The second key observation described in the article is that the maturation of the endosome, which carries waste cargo, is also impaired – the endosome has difficulty fusing with the lysosome.

Third, the researchers found that these late-stage defective endosomes fuse with the cell’s plasma membrane and dump their contents there. Using advanced imaging tools such as time-lapse microscopy and total internal reflection fluorescence microscopy, they were able to see the cellular activity of endosomes ejected from neurons.

“This finding gave us a more complete picture of how the endocytic pathway responded to the loss of NHE6,” Pescosolido said. “This likely reflects, in part, a compensatory mechanism to get rid of waste outside the cell rather than funneling it to an altered lysosome, which would not be able to break down that waste. In the future, it will be interesting to see how these endosomal contents influence other neighboring cells.

These findings greatly broaden the focus of CS research, Morrow said, “It’s not that overacidification isn’t an important part of the story.
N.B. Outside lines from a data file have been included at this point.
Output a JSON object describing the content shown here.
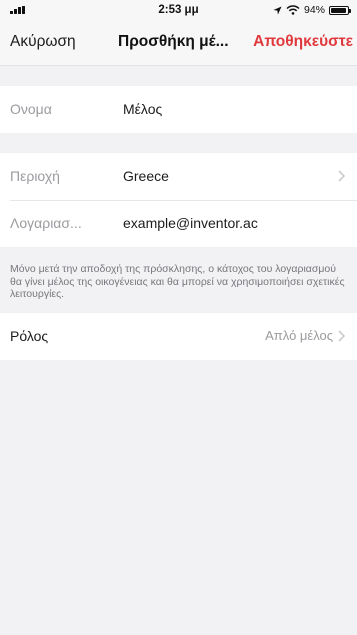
{
  "status_bar": {
    "time": "2:53 μμ",
    "battery_text": "94%",
    "battery_level": 0.94
  },
  "nav": {
    "cancel_label": "Ακύρωση",
    "title": "Προσθήκη μέ...",
    "save_label": "Αποθηκεύστε"
  },
  "form": {
    "name_label": "Ονομα",
    "name_value": "Μέλος",
    "region_label": "Περιοχή",
    "region_value": "Greece",
    "account_label": "Λογαριασ...",
    "account_value": "example@inventor.ac",
    "note": "Μόνο μετά την αποδοχή της πρόσκλησης, ο κάτοχος του λογαριασμού θα γίνει μέλος της οικογένειας και θα μπορεί να χρησιμοποιήσει σχετικές λειτουργίες.",
    "role_label": "Ρόλος",
    "role_value": "Απλό μέλος"
  },
  "colors": {
    "accent": "#e03a3e",
    "background": "#f2f2f4"
  },
  "icons": [
    "signal-icon",
    "location-arrow-icon",
    "wifi-icon",
    "battery-icon",
    "chevron-right-icon"
  ]
}
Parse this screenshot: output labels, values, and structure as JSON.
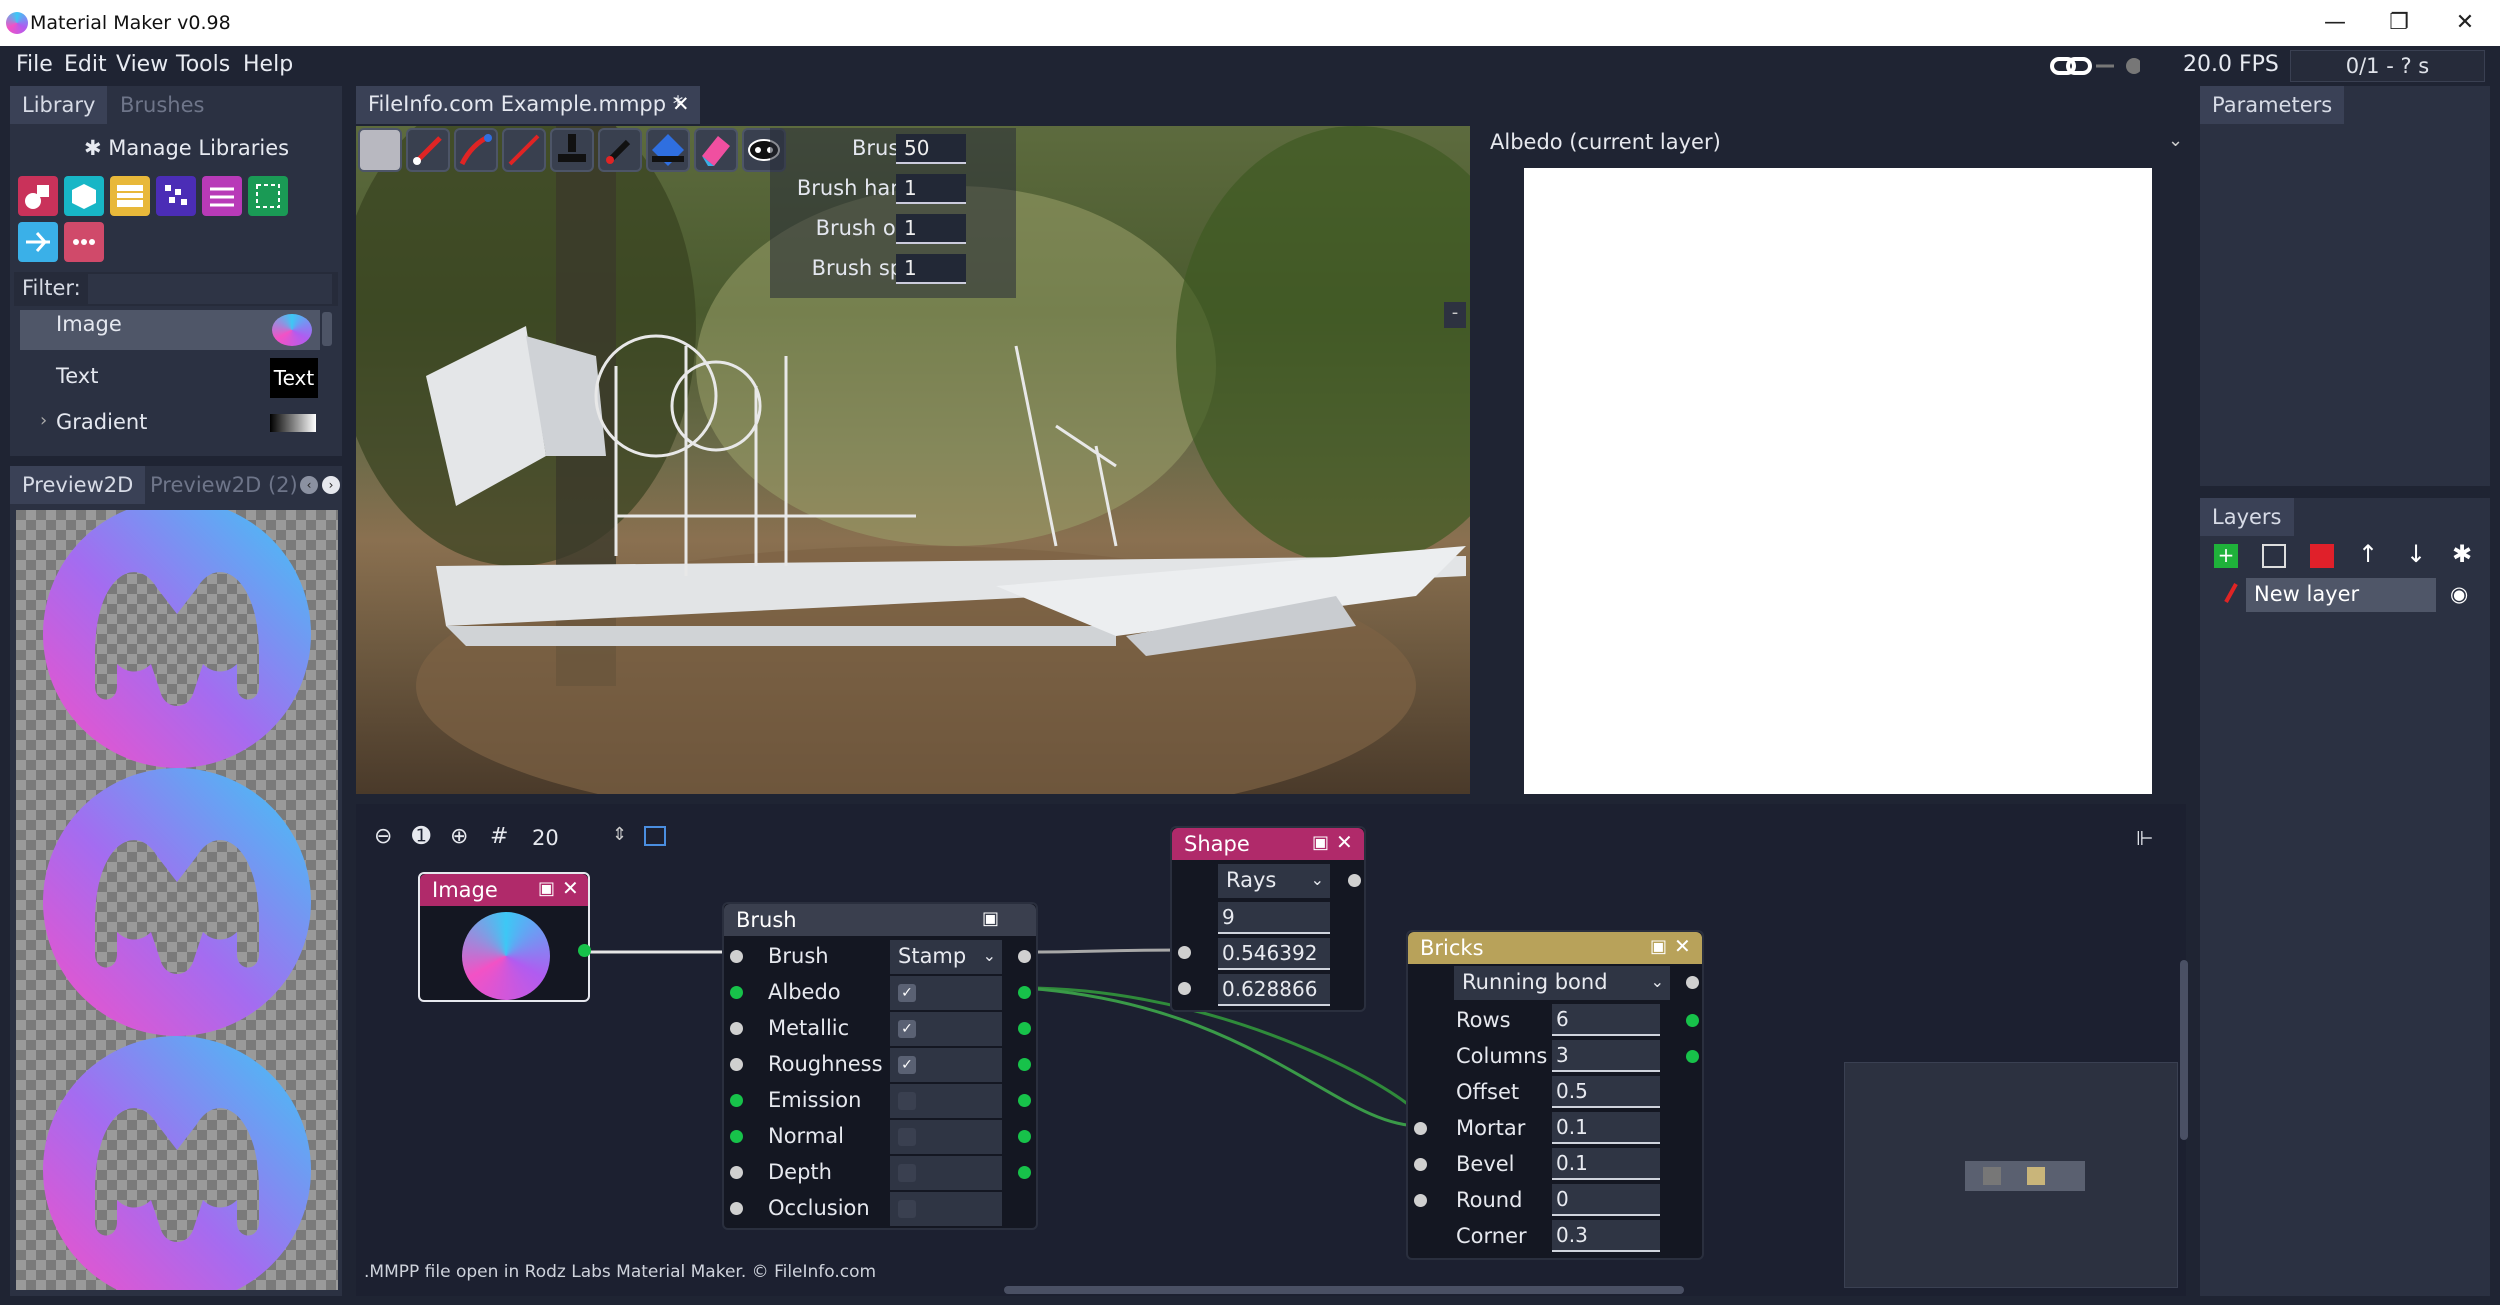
{
  "window": {
    "title": "Material Maker v0.98",
    "minimize": "—",
    "maximize": "❐",
    "close": "✕"
  },
  "menu": {
    "file": "File",
    "edit": "Edit",
    "view": "View",
    "tools": "Tools",
    "help": "Help"
  },
  "status": {
    "fps": "20.0 FPS",
    "render": "0/1 - ? s"
  },
  "library": {
    "tab_library": "Library",
    "tab_brushes": "Brushes",
    "manage": "Manage Libraries",
    "filter_label": "Filter:",
    "items": [
      {
        "label": "Image",
        "preview": ""
      },
      {
        "label": "Text",
        "preview": "Text"
      },
      {
        "label": "Gradient",
        "preview": ""
      }
    ]
  },
  "preview": {
    "tab1": "Preview2D",
    "tab2": "Preview2D (2)"
  },
  "doc": {
    "tab": "FileInfo.com Example.mmpp *",
    "close": "✕"
  },
  "brush_params": [
    {
      "label": "Brush size",
      "value": "50"
    },
    {
      "label": "Brush hardness",
      "value": "1"
    },
    {
      "label": "Brush opacity",
      "value": "1"
    },
    {
      "label": "Brush spacing",
      "value": "1"
    }
  ],
  "albedo": {
    "label": "Albedo (current layer)"
  },
  "parameters": {
    "tab": "Parameters"
  },
  "layers": {
    "tab": "Layers",
    "items": [
      {
        "name": "New layer"
      }
    ]
  },
  "graph": {
    "zoom": "20",
    "footer": ".MMPP file open in Rodz Labs Material Maker. © FileInfo.com",
    "image_node": {
      "title": "Image"
    },
    "brush_node": {
      "title": "Brush",
      "rows": [
        {
          "label": "Brush",
          "type": "drop",
          "value": "Stamp"
        },
        {
          "label": "Albedo",
          "checked": true
        },
        {
          "label": "Metallic",
          "checked": true
        },
        {
          "label": "Roughness",
          "checked": true
        },
        {
          "label": "Emission",
          "checked": false
        },
        {
          "label": "Normal",
          "checked": false
        },
        {
          "label": "Depth",
          "checked": false
        },
        {
          "label": "Occlusion",
          "checked": false
        }
      ]
    },
    "shape_node": {
      "title": "Shape",
      "mode": "Rays",
      "values": [
        "9",
        "0.546392",
        "0.628866"
      ]
    },
    "bricks_node": {
      "title": "Bricks",
      "mode": "Running bond",
      "rows": [
        {
          "label": "Rows",
          "value": "6"
        },
        {
          "label": "Columns",
          "value": "3"
        },
        {
          "label": "Offset",
          "value": "0.5"
        },
        {
          "label": "Mortar",
          "value": "0.1"
        },
        {
          "label": "Bevel",
          "value": "0.1"
        },
        {
          "label": "Round",
          "value": "0"
        },
        {
          "label": "Corner",
          "value": "0.3"
        }
      ]
    }
  }
}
But this article shows that this is not the whole story.

When Pescosolido was working under Morrow’s mentorship at Brown, he had the opportunity to meet CS-affected families, which he says was a great privilege.

“Our goal has always been to provide these families, as well as clinicians and researchers, with high-quality information about the causes and course of CS,” Pescosolido said. “It has been so rewarding to collect the stories of these families and to be able to provide them with a more complete understanding of the causes of CS.”

Morrow’s research team is currently extending its studies to families affected by CS, with the goal of integrating this basic knowledge into information about the natural history of the disease as well as an initiative to develop new treatments.

Other contributors to the study included Qing Ouyang, assistant professor (research) of molecular biology, cell biology and biochemistry at Brown; and Judy Liu, associate professor of neurology and molecular biology, cell biology and biochemistry and associate director of the Center for Translational Neuroscience.

The work was supported by National Institutes of Health grants R01NS113141, R01MH102418, R01MH105442, and R21MH115392.